Port terminals moved 7.29 million twenty-foot equivalent unit (TEU) in 2006 – an increase of 8.7 percent over the previous record in 2005 of 6.71 million TEUs. Port terminals have increased the total number of TEUs, which includes import, export and empty containers, every year since 2001.
Port trade analysts said the cargo surge in 2006 was driven by continued U.S. demand for products manufactured in Asia and increased vessel capacity supplied by the new generation of 8,000-TEU container ships.
“Port cargo movement is a good barometer of what’s happening in the economy,” said J. Christopher Lytle, Managing Director of Trade Relations and Port Operations. “Consumer confidence has been high, unemployment is low, and in general the U.S. economy had a very strong year.”
Inbound cargo at the Port increased by 11.2 percent, to 3.7 million TEUs, while exports increased by 5.7 percent to 1.3 million TEUs. The movement of empty containers, most sent overseas to be refilled with products, increased by 6.4 percent to 2.3 million TEUs.
The Port’s import figures for the year reflect a continued confidence in the U.S. economy on the part of importers, Lytle said. The increase in exports, meanwhile, reflected Asia’s continued demand for raw materials, which are generally returned to the U.S. in the form of finished products.
As trade activity has increased, the Port has worked aggressively to minimize environmental impacts on the surrounding communities, said Port Executive Director Richard Steinke.
“Through our Green Port Policy and Clean Air Action Plan we are demonstrating that environmental responsibility and economic growth go hand-in-hand,” Steinke said. “We don’t have to choose between a strong economy and a healthy environment – we can and must have both.”
The Port of Long Beach is one of the world’s busiest seaports, a gateway for $100 billion a year in trade that supports 316,000 regional jobs and produces $5 billion a year in tax revenues. Through its awarding-winning Green Port Policy, the Port is also a global leader in environmental stewardship.
The Port is located in the San Pedro Bay, the busiest seaport complex in the United States.

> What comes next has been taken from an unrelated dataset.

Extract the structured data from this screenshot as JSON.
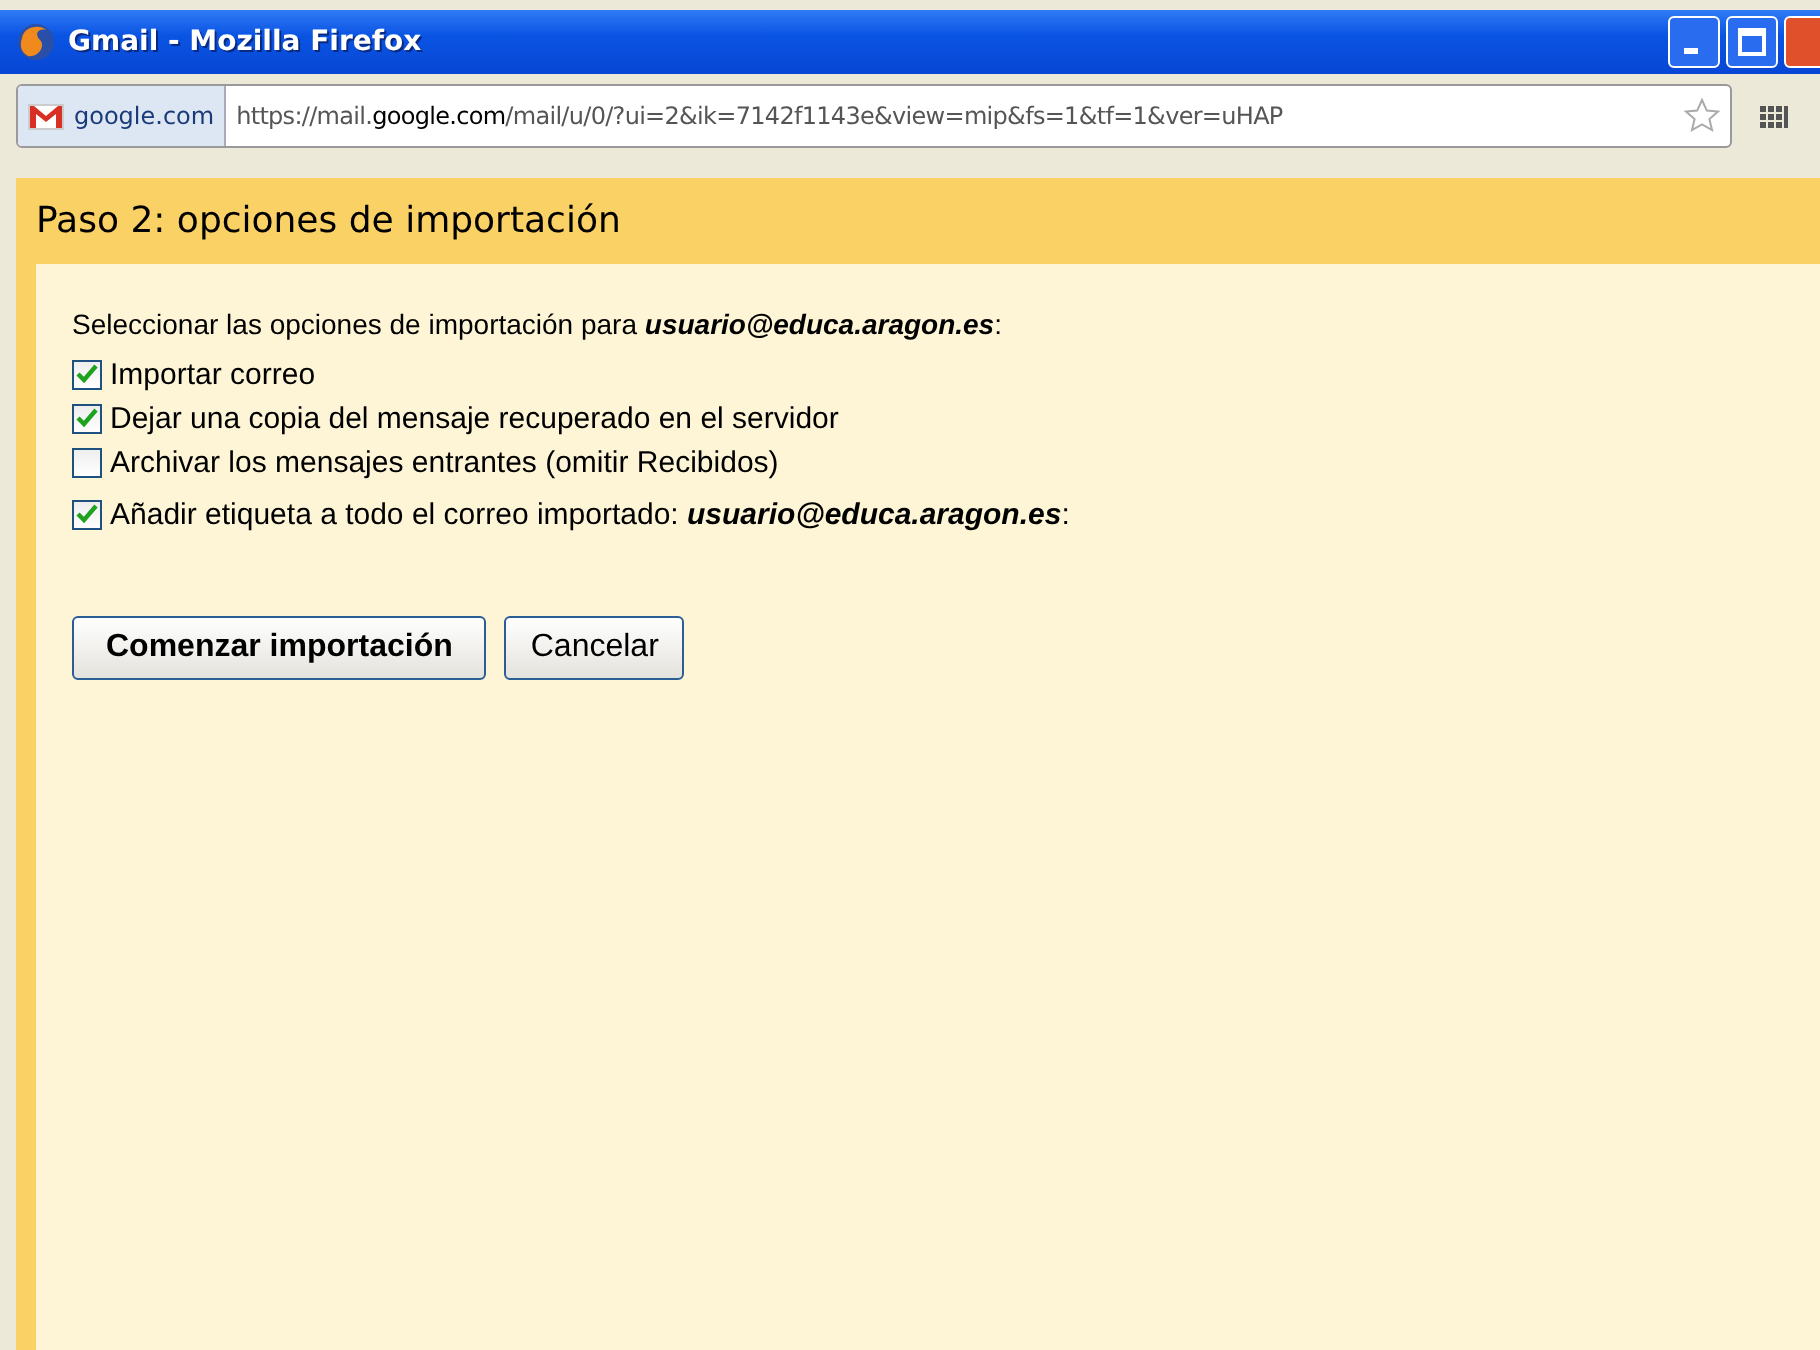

When Long Beach’s container totals are combined with the Port of Los Angeles’ 8.5 million TEUs in 2006, the San Pedro Bay port complex ranks as the world’s fifth busiest, after only Singapore, Hong Kong, Shanghai and Shenzhen (China).